▸ Records supplied
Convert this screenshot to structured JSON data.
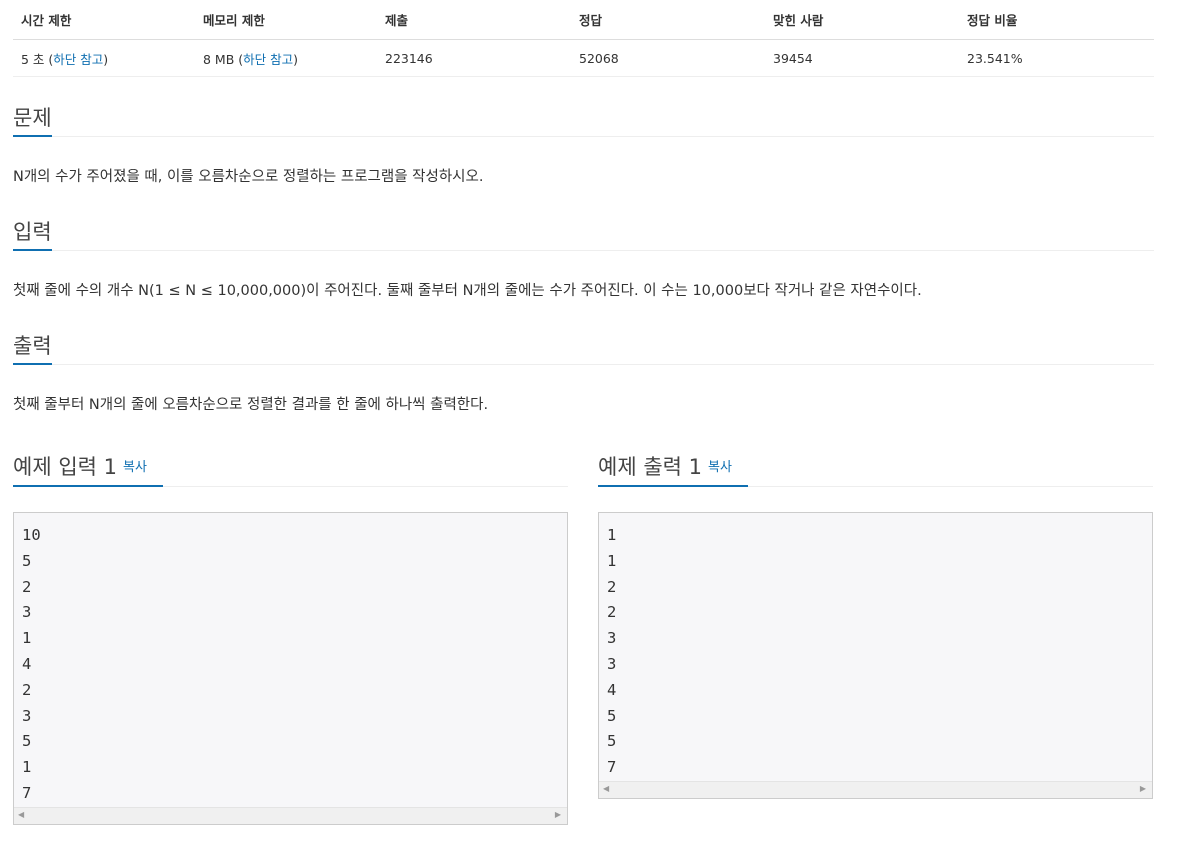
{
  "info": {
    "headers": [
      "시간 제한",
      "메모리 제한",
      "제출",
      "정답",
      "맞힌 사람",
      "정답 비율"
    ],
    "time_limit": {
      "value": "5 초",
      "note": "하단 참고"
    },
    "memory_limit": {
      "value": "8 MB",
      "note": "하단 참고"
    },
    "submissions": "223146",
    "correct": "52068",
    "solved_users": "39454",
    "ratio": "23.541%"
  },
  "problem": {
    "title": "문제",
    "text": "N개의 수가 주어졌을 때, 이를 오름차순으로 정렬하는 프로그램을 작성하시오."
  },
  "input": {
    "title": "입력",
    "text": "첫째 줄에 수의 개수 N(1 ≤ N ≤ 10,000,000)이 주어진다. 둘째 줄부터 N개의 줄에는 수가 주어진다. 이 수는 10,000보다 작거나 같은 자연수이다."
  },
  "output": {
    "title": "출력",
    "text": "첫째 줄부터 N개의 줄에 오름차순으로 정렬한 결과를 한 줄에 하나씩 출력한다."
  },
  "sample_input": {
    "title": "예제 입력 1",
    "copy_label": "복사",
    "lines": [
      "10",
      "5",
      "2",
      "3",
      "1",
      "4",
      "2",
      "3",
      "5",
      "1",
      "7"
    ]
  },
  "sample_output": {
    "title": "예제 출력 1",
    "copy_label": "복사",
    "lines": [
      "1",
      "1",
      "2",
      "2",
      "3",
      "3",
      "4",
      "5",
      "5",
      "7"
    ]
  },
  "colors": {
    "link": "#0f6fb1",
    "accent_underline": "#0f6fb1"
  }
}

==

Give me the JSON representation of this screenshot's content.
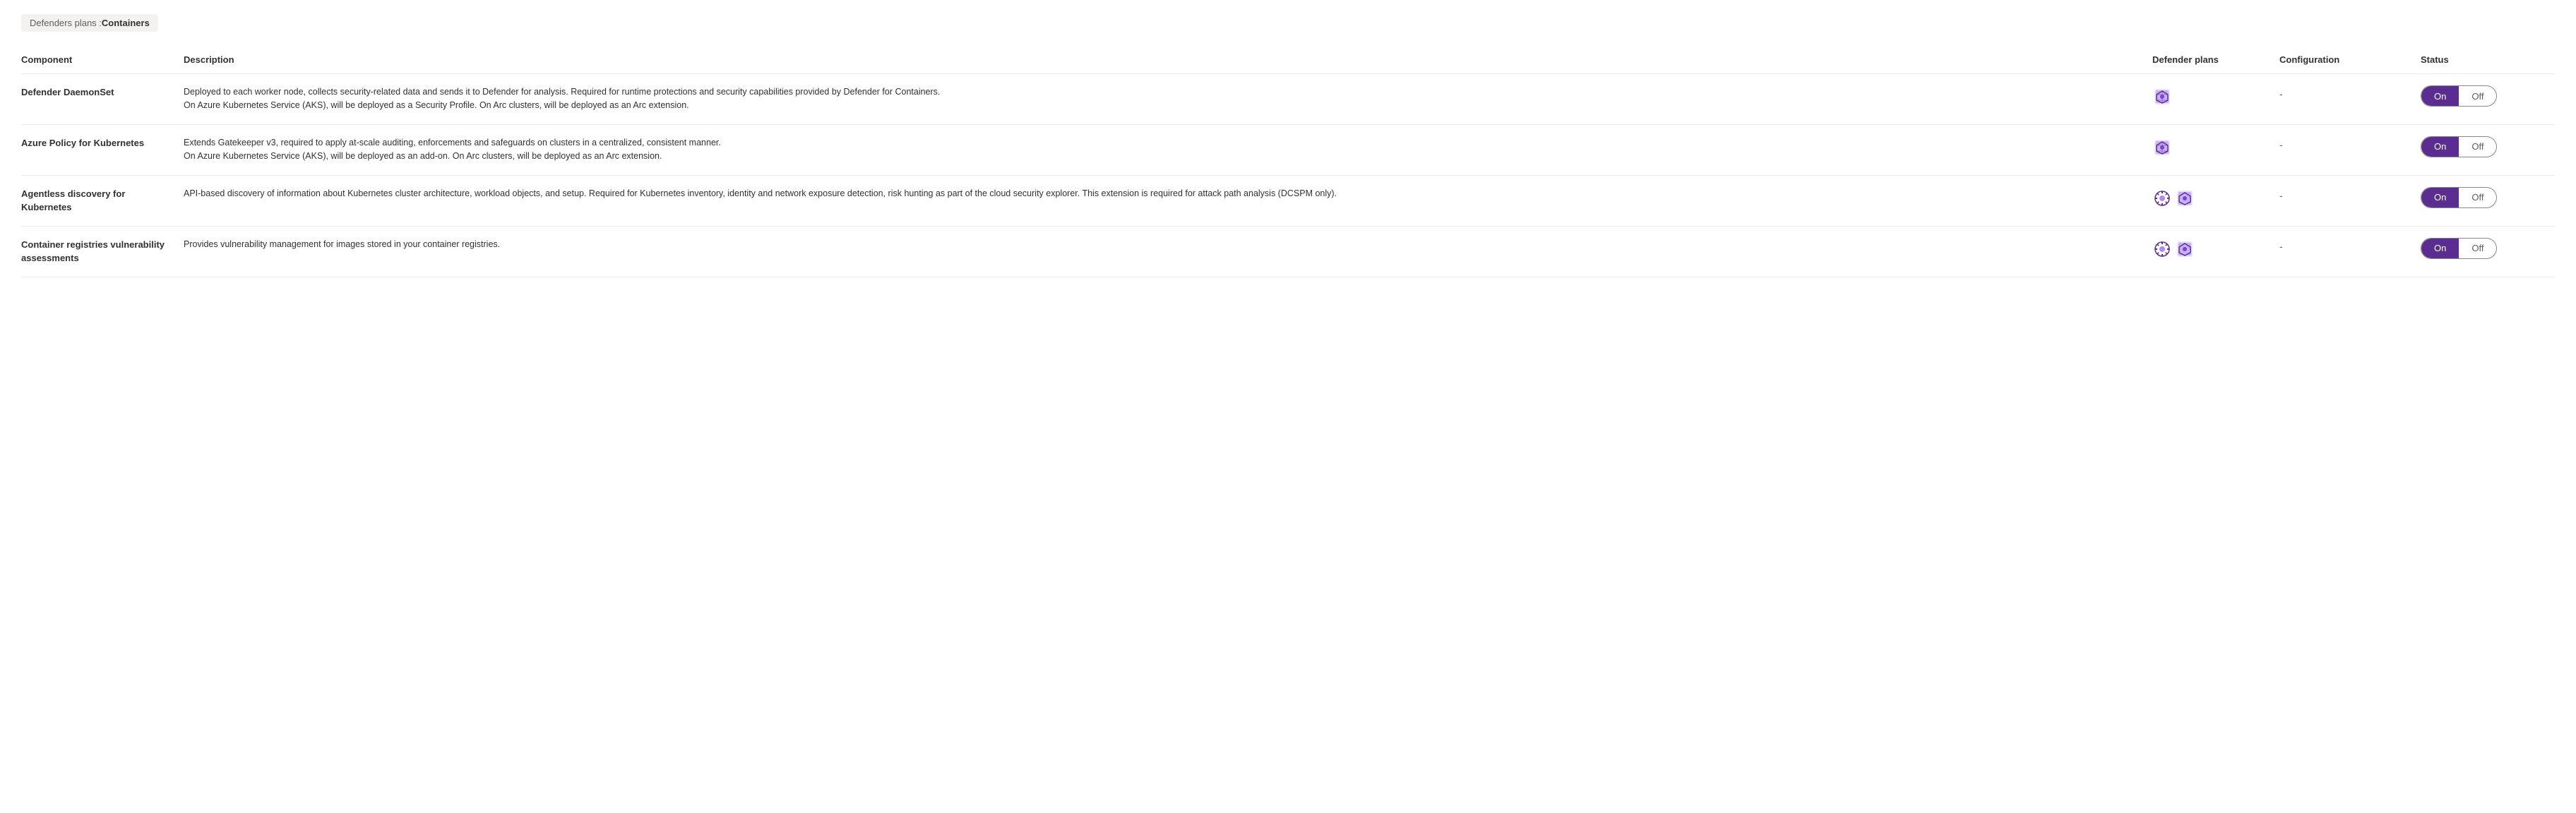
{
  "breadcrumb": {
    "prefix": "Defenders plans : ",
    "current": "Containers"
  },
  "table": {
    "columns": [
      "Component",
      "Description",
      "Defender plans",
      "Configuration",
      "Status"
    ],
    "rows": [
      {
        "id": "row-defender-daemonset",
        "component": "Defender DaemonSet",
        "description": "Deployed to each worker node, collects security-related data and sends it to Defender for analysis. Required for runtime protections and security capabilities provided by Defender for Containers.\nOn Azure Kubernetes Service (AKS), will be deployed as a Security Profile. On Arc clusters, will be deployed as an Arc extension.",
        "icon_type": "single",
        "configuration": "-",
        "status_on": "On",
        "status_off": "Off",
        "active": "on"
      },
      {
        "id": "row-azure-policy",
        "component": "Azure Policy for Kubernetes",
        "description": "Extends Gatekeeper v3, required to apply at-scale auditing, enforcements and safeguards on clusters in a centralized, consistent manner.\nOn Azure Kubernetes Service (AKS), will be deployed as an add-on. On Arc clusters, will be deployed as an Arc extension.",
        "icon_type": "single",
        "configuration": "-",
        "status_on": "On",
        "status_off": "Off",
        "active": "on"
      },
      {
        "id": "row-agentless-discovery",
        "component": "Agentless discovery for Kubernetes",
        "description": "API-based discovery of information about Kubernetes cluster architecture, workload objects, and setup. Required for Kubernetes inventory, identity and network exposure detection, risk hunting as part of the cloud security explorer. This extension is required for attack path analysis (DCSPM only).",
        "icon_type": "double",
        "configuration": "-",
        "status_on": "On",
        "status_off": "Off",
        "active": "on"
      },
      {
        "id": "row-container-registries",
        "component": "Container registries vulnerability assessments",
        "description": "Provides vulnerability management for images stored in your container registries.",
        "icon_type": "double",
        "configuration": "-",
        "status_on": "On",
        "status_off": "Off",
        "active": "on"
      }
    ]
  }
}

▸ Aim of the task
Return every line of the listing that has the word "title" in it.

▸ Answer for the task
    "title": "문제",
    "title": "입력",
    "title": "출력",
    "title": "예제 입력 1",
    "title": "예제 출력 1",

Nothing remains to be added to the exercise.